In June 2000, the FSA consulted on a draft Scottish Statutory Instrument - The Food Irradiation Provisions (Scotland) Regulations 2000 which implemented these two EC Directives in Scotland by amending The Food (Control of Irradiation) Regulations 1990 (SI 1990/2490). A consultation package was issued to 118 interested parties including health boards, food and drink consortiums, wholesalers, retailers, Local Authorities, environmental groups, medical organisations, academic institutions and others. Overall, there was broad support for the harmonisation of controls and the development of a positive list of foodstuffs permitted to be treated with ionising radiation. Comments were also received welcoming the removal of labelling exemptions for certain compound ingredients and emphasising the need for more effective labelling.
The Food Irradiation Provisions (Scotland) Regulation 2000 (SSI 2000/309) came into force on 20 September 2000. Similar implementation regulations were introduced in England, Wales and Northern Ireland.
Following consideration of SSI 2000/309 by the Subordinate Legislation Committee and the Health & Community Care Committee of the Scottish Parliament, several changes were recommended which FSA Scotland agreed to take forward.
These included the clarification of two possible ambiguities resulting in two amendments to the 1990 Regulations. The first of these inserts new wording in Schedule 1, Part I (grant of irradiation licences) in paragraph 1 (f)(i) in order to clarify that the applicant for an irradiation licence has to state how irradiating a particular description of food for a particular purpose would benefit consumers (regulation 5 of the amending SSI).
The second amendment relates to paragraph 9 of Schedule 1 Part II (terms and conditions of irradiation licences). This is now re-written in three sub-paragraphs to make it clearer.
New regulation 6A of SSI 2000/309 details the labelling required on the documents which should accompany irradiated food not intended for sale to the ultimate consumer or catering establishments. It was recommended by the Committees that regulation 6A be re-visited as the Committees considered that it was not entirely clear who would be responsible for a breach of regulation 6A.
The proposed amending SSI removes regulation 6A entirely and instead inserts the documentation requirements for documentation which must accompany irradiated foodstuffs into Schedules 1, 2 and 3, which are concerned with irradiation licences, importation of food and requirements for storage and transportation respectively.
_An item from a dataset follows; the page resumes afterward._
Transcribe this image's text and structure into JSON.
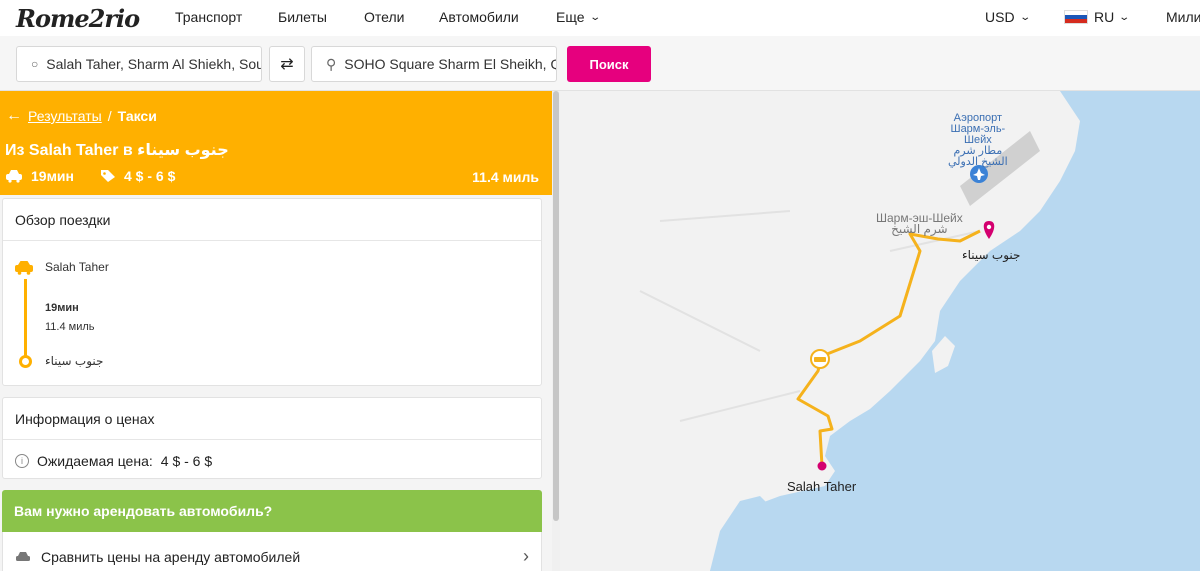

The substance of the existing documentation requirements has not been changed, but it is now clearer what documentation should accompany irradiated foodstuffs at which stages of the distribution/sale chain.
The effect of inserting the documentation requirements into the Schedules is that no person can import, store or transport irradiated foodstuffs without the necessary documentation required in the appropriate Schedules and no person can sell irradiated foodstuffs unless they have been treated, imported, stored or transported in accordance with the Regulations (which includes complying with the documentation requirements).
Therefore, it is clear that the person who is responsible for breaching the documentation requirements can be the importer, storer, transporter or seller depending on the stage in the distribution/sale chain. The amendments to Schedules 1, 2 and 3 are contained in regulations 6(b) and (c), 8(a) and (c) and 9 of the amending SSI.
In addition, the opportunity has been taken to make some minor amendments consisting of the amendment of wording in part III of Schedule 1 to make it clear that amendment may be made to an irradiation licence which covers more than one type of foodstuff (regulation 7 of the amending SSI) and the inclusion of the words 'or territory' after 'country' in a number of places in Schedule 2 (regulation 8(b) of the amending SSI).
Also, the definition of 'the Directives' and 'Directive 1999/3' in regulation 2 have been removed because they were found to be unnecessary (regulation 3 of the amending SSI).
The FSA Scotland seek comments on this proposed amending SSI, a draft version of which is available on the FSA web site.